Extracted information |
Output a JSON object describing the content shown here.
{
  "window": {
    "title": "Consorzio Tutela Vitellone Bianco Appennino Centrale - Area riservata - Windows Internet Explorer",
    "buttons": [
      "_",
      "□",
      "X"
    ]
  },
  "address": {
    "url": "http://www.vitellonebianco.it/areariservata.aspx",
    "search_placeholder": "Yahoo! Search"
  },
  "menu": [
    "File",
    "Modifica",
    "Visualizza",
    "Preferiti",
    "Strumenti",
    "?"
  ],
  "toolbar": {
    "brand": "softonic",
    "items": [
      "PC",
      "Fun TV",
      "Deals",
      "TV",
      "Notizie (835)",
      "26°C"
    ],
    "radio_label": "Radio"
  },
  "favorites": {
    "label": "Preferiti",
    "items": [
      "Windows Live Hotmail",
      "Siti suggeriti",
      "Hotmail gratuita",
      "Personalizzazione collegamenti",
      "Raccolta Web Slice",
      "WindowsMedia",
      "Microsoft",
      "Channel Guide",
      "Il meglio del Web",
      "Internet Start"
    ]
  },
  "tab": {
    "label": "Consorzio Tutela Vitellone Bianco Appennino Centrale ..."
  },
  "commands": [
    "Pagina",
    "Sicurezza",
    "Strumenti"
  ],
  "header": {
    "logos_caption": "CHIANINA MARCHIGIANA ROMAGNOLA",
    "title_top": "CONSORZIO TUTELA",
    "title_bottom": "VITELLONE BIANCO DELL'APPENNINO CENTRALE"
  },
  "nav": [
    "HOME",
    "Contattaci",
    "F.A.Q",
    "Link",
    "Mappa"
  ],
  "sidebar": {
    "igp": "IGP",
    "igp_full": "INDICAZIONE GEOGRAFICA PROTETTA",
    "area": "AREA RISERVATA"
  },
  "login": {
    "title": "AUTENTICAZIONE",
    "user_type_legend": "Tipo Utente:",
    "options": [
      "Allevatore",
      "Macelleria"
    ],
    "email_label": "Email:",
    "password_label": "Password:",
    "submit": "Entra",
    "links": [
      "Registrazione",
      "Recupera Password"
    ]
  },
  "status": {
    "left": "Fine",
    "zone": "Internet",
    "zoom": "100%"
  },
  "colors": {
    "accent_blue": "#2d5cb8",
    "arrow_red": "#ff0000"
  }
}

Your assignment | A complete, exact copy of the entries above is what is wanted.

Output of the task |
Output a JSON object describing the content shown here.
{
  "window": {
    "title": "Consorzio Tutela Vitellone Bianco Appennino Centrale - Area riservata - Windows Internet Explorer",
    "buttons": [
      "_",
      "□",
      "X"
    ]
  },
  "address": {
    "url": "http://www.vitellonebianco.it/areariservata.aspx",
    "search_placeholder": "Yahoo! Search"
  },
  "menu": [
    "File",
    "Modifica",
    "Visualizza",
    "Preferiti",
    "Strumenti",
    "?"
  ],
  "toolbar": {
    "brand": "softonic",
    "items": [
      "PC",
      "Fun TV",
      "Deals",
      "TV",
      "Notizie (835)",
      "26°C"
    ],
    "radio_label": "Radio"
  },
  "favorites": {
    "label": "Preferiti",
    "items": [
      "Windows Live Hotmail",
      "Siti suggeriti",
      "Hotmail gratuita",
      "Personalizzazione collegamenti",
      "Raccolta Web Slice",
      "WindowsMedia",
      "Microsoft",
      "Channel Guide",
      "Il meglio del Web",
      "Internet Start"
    ]
  },
  "tab": {
    "label": "Consorzio Tutela Vitellone Bianco Appennino Centrale ..."
  },
  "commands": [
    "Pagina",
    "Sicurezza",
    "Strumenti"
  ],
  "header": {
    "logos_caption": "CHIANINA MARCHIGIANA ROMAGNOLA",
    "title_top": "CONSORZIO TUTELA",
    "title_bottom": "VITELLONE BIANCO DELL'APPENNINO CENTRALE"
  },
  "nav": [
    "HOME",
    "Contattaci",
    "F.A.Q",
    "Link",
    "Mappa"
  ],
  "sidebar": {
    "igp": "IGP",
    "igp_full": "INDICAZIONE GEOGRAFICA PROTETTA",
    "area": "AREA RISERVATA"
  },
  "login": {
    "title": "AUTENTICAZIONE",
    "user_type_legend": "Tipo Utente:",
    "options": [
      "Allevatore",
      "Macelleria"
    ],
    "email_label": "Email:",
    "password_label": "Password:",
    "submit": "Entra",
    "links": [
      "Registrazione",
      "Recupera Password"
    ]
  },
  "status": {
    "left": "Fine",
    "zone": "Internet",
    "zoom": "100%"
  },
  "colors": {
    "accent_blue": "#2d5cb8",
    "arrow_red": "#ff0000"
  }
}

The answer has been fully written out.